Dataset entries
------------
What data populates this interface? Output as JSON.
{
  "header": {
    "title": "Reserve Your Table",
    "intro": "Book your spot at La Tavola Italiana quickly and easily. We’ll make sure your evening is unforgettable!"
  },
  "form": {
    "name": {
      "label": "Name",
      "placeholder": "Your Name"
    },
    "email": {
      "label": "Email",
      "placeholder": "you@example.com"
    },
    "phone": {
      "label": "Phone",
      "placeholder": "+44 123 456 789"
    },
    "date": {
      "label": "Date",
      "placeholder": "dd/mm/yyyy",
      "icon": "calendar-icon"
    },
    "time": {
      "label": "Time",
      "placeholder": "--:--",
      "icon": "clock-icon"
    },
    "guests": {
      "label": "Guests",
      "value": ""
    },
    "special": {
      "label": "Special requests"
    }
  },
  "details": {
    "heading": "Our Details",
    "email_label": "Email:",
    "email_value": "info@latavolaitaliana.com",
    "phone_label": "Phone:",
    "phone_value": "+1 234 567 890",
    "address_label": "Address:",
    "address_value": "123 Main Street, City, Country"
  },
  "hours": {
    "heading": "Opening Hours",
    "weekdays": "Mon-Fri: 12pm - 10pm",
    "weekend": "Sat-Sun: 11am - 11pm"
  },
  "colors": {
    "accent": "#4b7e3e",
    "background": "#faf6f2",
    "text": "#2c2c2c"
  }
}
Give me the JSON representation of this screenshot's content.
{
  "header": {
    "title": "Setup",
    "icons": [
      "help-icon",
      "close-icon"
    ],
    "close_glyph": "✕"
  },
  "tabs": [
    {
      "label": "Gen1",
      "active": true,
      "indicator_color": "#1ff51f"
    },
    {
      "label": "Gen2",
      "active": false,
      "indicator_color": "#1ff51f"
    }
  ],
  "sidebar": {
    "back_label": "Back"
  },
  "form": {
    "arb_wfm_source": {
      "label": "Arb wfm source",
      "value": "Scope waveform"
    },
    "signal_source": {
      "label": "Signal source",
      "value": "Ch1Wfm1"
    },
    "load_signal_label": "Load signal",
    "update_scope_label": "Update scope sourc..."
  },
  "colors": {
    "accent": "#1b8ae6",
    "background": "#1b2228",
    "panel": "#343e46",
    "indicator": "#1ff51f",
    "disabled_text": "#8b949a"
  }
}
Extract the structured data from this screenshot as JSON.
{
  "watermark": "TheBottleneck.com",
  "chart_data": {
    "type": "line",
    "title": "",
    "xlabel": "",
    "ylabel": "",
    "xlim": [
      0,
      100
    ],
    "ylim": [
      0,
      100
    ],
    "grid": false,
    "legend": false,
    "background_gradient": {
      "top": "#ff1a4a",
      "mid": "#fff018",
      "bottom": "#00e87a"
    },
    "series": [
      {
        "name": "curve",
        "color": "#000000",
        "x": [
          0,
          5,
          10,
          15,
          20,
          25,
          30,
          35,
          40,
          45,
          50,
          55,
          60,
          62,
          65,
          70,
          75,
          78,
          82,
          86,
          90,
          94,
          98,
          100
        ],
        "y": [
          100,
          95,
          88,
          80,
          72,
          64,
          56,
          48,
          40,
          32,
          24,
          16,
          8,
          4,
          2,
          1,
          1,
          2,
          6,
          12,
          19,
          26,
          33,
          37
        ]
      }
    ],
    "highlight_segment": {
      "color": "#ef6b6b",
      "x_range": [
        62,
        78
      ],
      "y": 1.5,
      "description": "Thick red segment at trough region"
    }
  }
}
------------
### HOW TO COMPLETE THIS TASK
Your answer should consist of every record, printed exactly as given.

### SOLVED PROBLEM
What data populates this interface? Output as JSON.
{
  "header": {
    "title": "Reserve Your Table",
    "intro": "Book your spot at La Tavola Italiana quickly and easily. We’ll make sure your evening is unforgettable!"
  },
  "form": {
    "name": {
      "label": "Name",
      "placeholder": "Your Name"
    },
    "email": {
      "label": "Email",
      "placeholder": "you@example.com"
    },
    "phone": {
      "label": "Phone",
      "placeholder": "+44 123 456 789"
    },
    "date": {
      "label": "Date",
      "placeholder": "dd/mm/yyyy",
      "icon": "calendar-icon"
    },
    "time": {
      "label": "Time",
      "placeholder": "--:--",
      "icon": "clock-icon"
    },
    "guests": {
      "label": "Guests",
      "value": ""
    },
    "special": {
      "label": "Special requests"
    }
  },
  "details": {
    "heading": "Our Details",
    "email_label": "Email:",
    "email_value": "info@latavolaitaliana.com",
    "phone_label": "Phone:",
    "phone_value": "+1 234 567 890",
    "address_label": "Address:",
    "address_value": "123 Main Street, City, Country"
  },
  "hours": {
    "heading": "Opening Hours",
    "weekdays": "Mon-Fri: 12pm - 10pm",
    "weekend": "Sat-Sun: 11am - 11pm"
  },
  "colors": {
    "accent": "#4b7e3e",
    "background": "#faf6f2",
    "text": "#2c2c2c"
  }
}
Give me the JSON representation of this screenshot's content.
{
  "header": {
    "title": "Setup",
    "icons": [
      "help-icon",
      "close-icon"
    ],
    "close_glyph": "✕"
  },
  "tabs": [
    {
      "label": "Gen1",
      "active": true,
      "indicator_color": "#1ff51f"
    },
    {
      "label": "Gen2",
      "active": false,
      "indicator_color": "#1ff51f"
    }
  ],
  "sidebar": {
    "back_label": "Back"
  },
  "form": {
    "arb_wfm_source": {
      "label": "Arb wfm source",
      "value": "Scope waveform"
    },
    "signal_source": {
      "label": "Signal source",
      "value": "Ch1Wfm1"
    },
    "load_signal_label": "Load signal",
    "update_scope_label": "Update scope sourc..."
  },
  "colors": {
    "accent": "#1b8ae6",
    "background": "#1b2228",
    "panel": "#343e46",
    "indicator": "#1ff51f",
    "disabled_text": "#8b949a"
  }
}
Extract the structured data from this screenshot as JSON.
{
  "watermark": "TheBottleneck.com",
  "chart_data": {
    "type": "line",
    "title": "",
    "xlabel": "",
    "ylabel": "",
    "xlim": [
      0,
      100
    ],
    "ylim": [
      0,
      100
    ],
    "grid": false,
    "legend": false,
    "background_gradient": {
      "top": "#ff1a4a",
      "mid": "#fff018",
      "bottom": "#00e87a"
    },
    "series": [
      {
        "name": "curve",
        "color": "#000000",
        "x": [
          0,
          5,
          10,
          15,
          20,
          25,
          30,
          35,
          40,
          45,
          50,
          55,
          60,
          62,
          65,
          70,
          75,
          78,
          82,
          86,
          90,
          94,
          98,
          100
        ],
        "y": [
          100,
          95,
          88,
          80,
          72,
          64,
          56,
          48,
          40,
          32,
          24,
          16,
          8,
          4,
          2,
          1,
          1,
          2,
          6,
          12,
          19,
          26,
          33,
          37
        ]
      }
    ],
    "highlight_segment": {
      "color": "#ef6b6b",
      "x_range": [
        62,
        78
      ],
      "y": 1.5,
      "description": "Thick red segment at trough region"
    }
  }
}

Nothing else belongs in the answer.